UK labor market shifts as inflation slashes real wage | Economy
Jeremy Hunt was candid in his response to the latest official figures on the state of the UK labor market. High inflation, the Chancellor said, was eroding the value of paychecks. People’s salaries weren’t going as far as they should.
Hunt has sought to blame Vladimir Putin for the rising cost of living, but while Russia’s invasion of Ukraine has certainly given an unwanted boost to inflation since the start of this year, the picture is more complex than that.
In the decade since the end of the 2007-2009 global financial crisis, the percentage of the working population has steadily increased and the percentage of economically inactive has decreased. Employers had no problem filling vacancies and therefore had an advantage in wage negotiations. Annual income growth has remained modest even as unemployment has fallen to levels not seen since the mid-1970s.
Then the pandemic arrived. Inactivity has started to rise again and, although it is still lower than it was a decade ago, it is up 1.4 percentage points from the level before the outbreak. of Covid-19 in the UK at the start of 2020. The employment rate moved in the opposite direction, down 1.1 points.
The increase in the number of long-term sick people seems to be the main reason for the decline in labor supply. In the past, the trend was strongest among workers aged over 50, but the Office for National Statistics said younger age groups were mainly responsible for the 0.2 point rise in inactivity during the three months preceding September. Shadow Chancellor Rachel Reeves says longer NHS waiting lists – over 7million – are partly to blame.

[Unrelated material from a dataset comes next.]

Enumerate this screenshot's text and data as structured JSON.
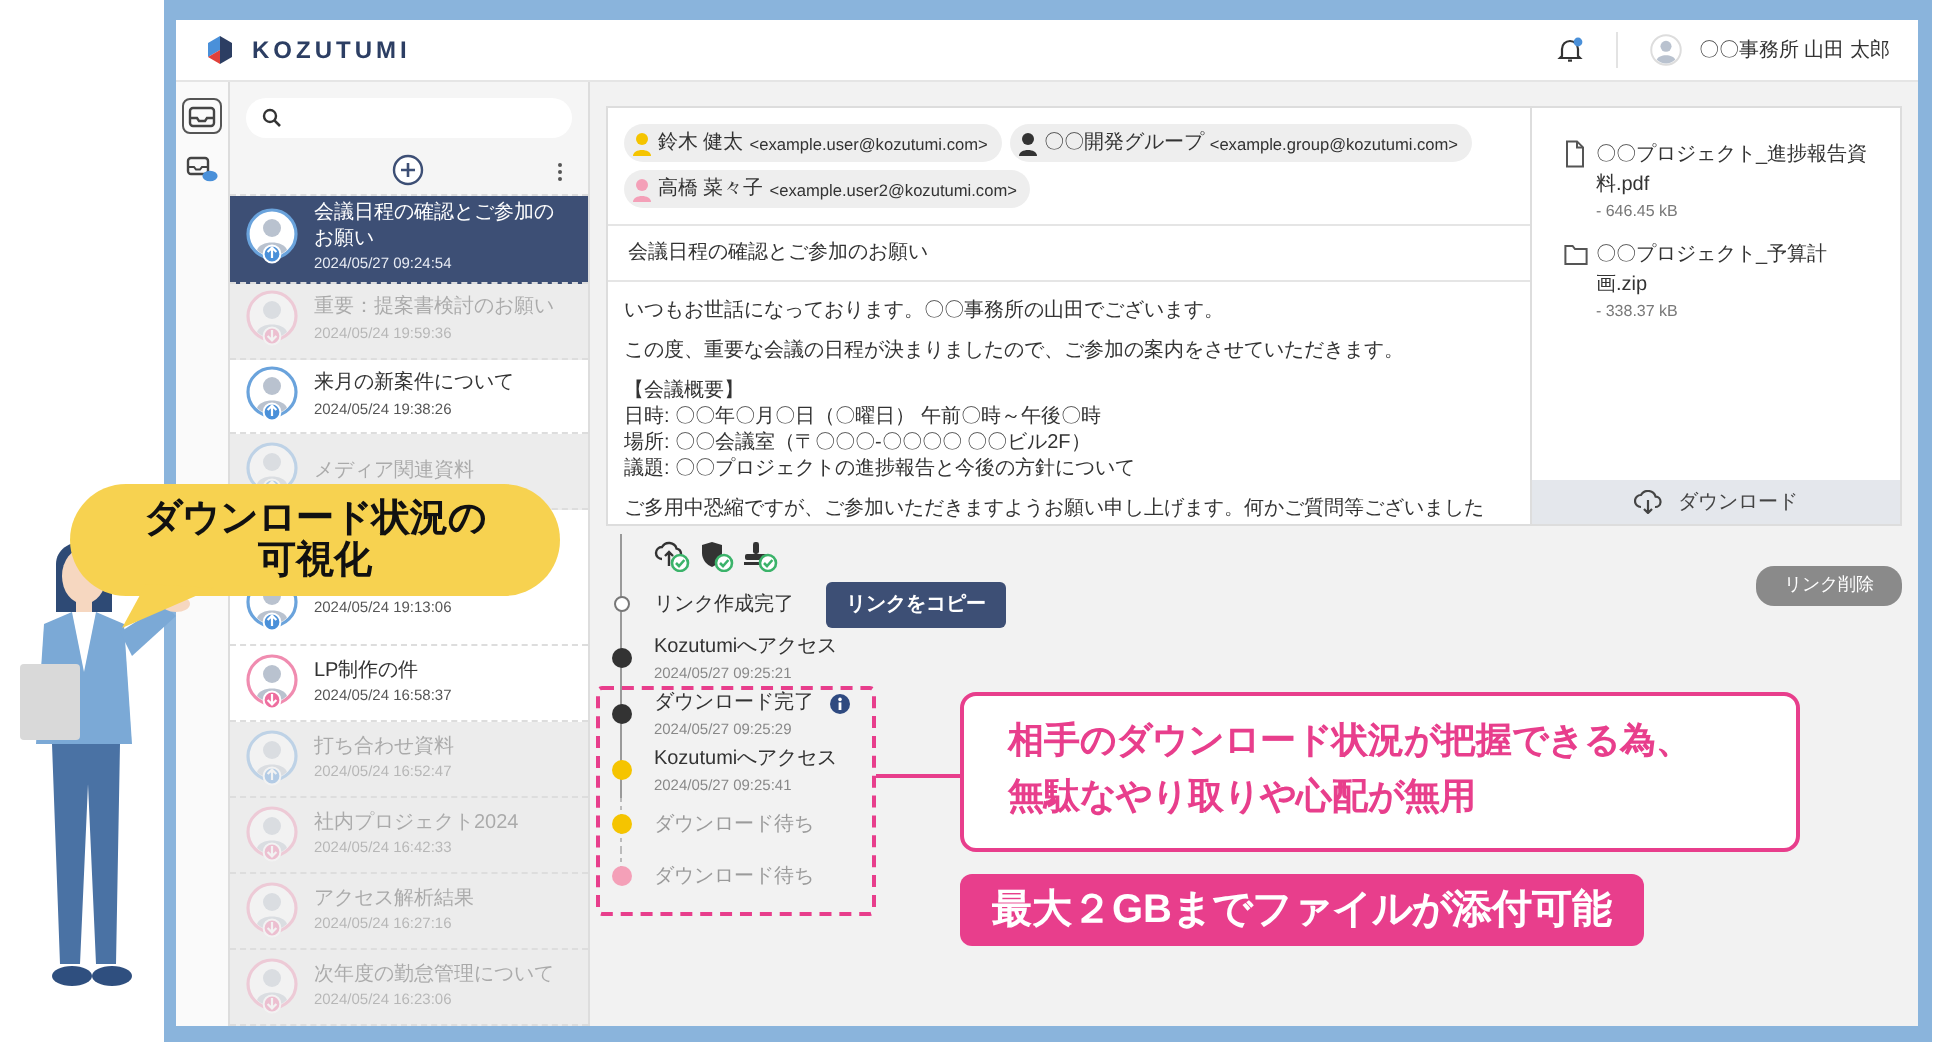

A shrinking workforce has meant businesses have struggled to fill vacancies that have become available as lockdown restrictions have been lifted. Unions were able to negotiate higher wages because their bargaining power increased. But although growth in total compensation – which includes bonuses – is growing at an annual rate of 6%, wages are still failing to keep up with prices. This is especially true in the public sector, where wages are only rising a little over 2% year-on-year.
Workers and employers reacted to the state of the labor market in different ways. Falling real wages have led to an increase in labor disputes, with the number of days lost on strike at its highest level in more than a decade. Meanwhile, employers’ groups have urged the government to ease migration rules to boost labor supply.
The moment may have passed as the latest data from the ONS suggests the labor market is turning around. Vacancies, while still historically high, fell for a fourth consecutive quarter; employment fell by more than 50,000 in the three months to September; and the unemployment rate rose slightly. These trends are likely to continue through the winter as policy tightening by the Bank of England and Treasury combine with rising energy bills and falling real incomes to slow the economy significantly.